“We have about eight blocks which will house two families per block, then
the administration office. There will be a house for our officer-in-charge
(of the camp). There will also be a workshop…but mainly it is to improve
the welfare of our rangers,” Farawo said.
“Now, the camp will be fully fledged with an officer-in-charge, with a
staff complement which can react to distress calls from communities.”
He said it would also ensure that officers, because of the accommodation,
will now have improved welfare. “It is because of IFAW (International Fund
for Animal Welfare) who are doing a massive job. Our officers will also
have entertainment centres so that they can also relax after work,” Farawo
“They can watch DSTV, play snooker, soccer, and enjoy many other
entertainment facilities.” Makona previously had two buildings, with the
construction of the new buildings being supported by budgetary support of
US$2 million (£1.6 million) from IFAW, a United States- based animal
“This is a massive project which is a result of our partnership with the
International Fund for Animal Welfare. Over the last two years, they have
provided more than US$2 million (£1.6 million) and we are extremely
grateful,” Farawo said.
“The road we have used from the main camp to here, Makona, is about 100
kilometres, and at some point you needed to spend a day travelling by that
road because of the Kalahari sands.
They have assisted and it's now navigable. We used to deploy our rangers
here from the main camp and considering that kind of distance it was really
However, ZimParks is limited in its ability to provide housing facilities
and carry out its general mandate of conservation as the Covid-19 pandemic
significantly reduced tourism revenue.
For 2022, as reported in this edition, ZimParks is underfunded to the tune
of US$6,76 million (£5.41 million). This has meant it is struggling to pay
“We are talking about operational salary funds that amount to about ZW$55
million (£142,660) in local currency per month…the accommodation of our
rangers needs to be improved,” ZimParks director general, Fulton Mangwanya,
said in an interview.
“Right now, I am behind by a month or two in paying these salaries and the
danger is that if we don’t pay these rangers, they will become poachers.”
He said there were slightly above 2,000 rangers but an additional 1,000 are
This article is reproduced here as part of the African Conservation
Journalism Programme, funded in Angola, Botswana, Mozambique, and Zimbabwe
by USAID’s VukaNow: Activity.

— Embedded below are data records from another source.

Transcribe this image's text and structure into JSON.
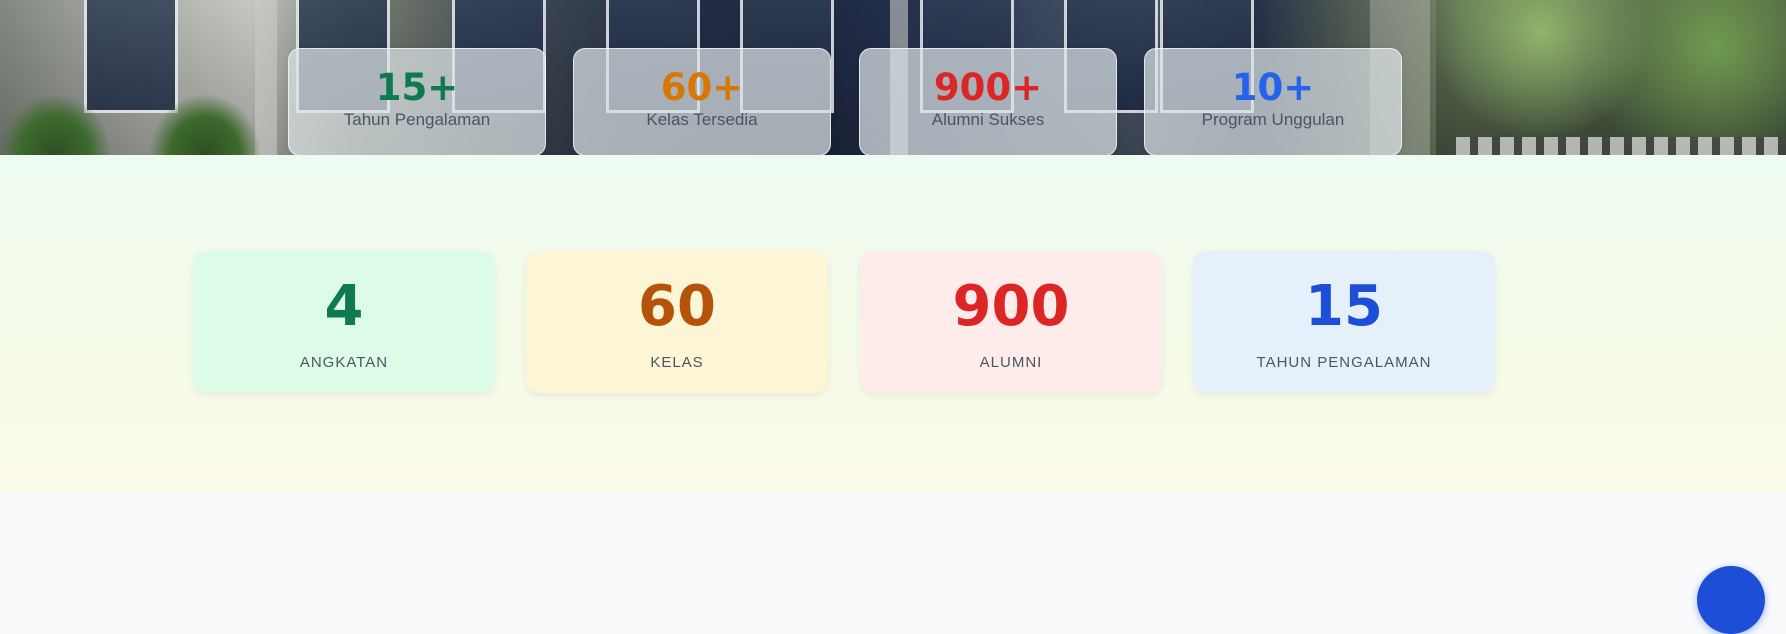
{
  "hero_stats": [
    {
      "value": "15+",
      "label": "Tahun Pengalaman",
      "color": "#0f7a4f"
    },
    {
      "value": "60+",
      "label": "Kelas Tersedia",
      "color": "#d97706"
    },
    {
      "value": "900+",
      "label": "Alumni Sukses",
      "color": "#dc2626"
    },
    {
      "value": "10+",
      "label": "Program Unggulan",
      "color": "#2563eb"
    }
  ],
  "band_stats": [
    {
      "value": "4",
      "label": "ANGKATAN",
      "color": "#0f7a4f",
      "bg": "#dcfce7"
    },
    {
      "value": "60",
      "label": "KELAS",
      "color": "#b45309",
      "bg": "#fdf6d6"
    },
    {
      "value": "900",
      "label": "ALUMNI",
      "color": "#dc2626",
      "bg": "#fdecea"
    },
    {
      "value": "15",
      "label": "TAHUN PENGALAMAN",
      "color": "#1d4ed8",
      "bg": "#e6f0fb"
    }
  ],
  "fab": {
    "icon": "chat-icon",
    "color": "#1d4ed8"
  }
}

Implemented by the international conservation
organization Space for Giants, it aims to expand the reach of conservation
and environmental journalism in Africa, and bring more African voices into
the international conservation debate. Read the original story here.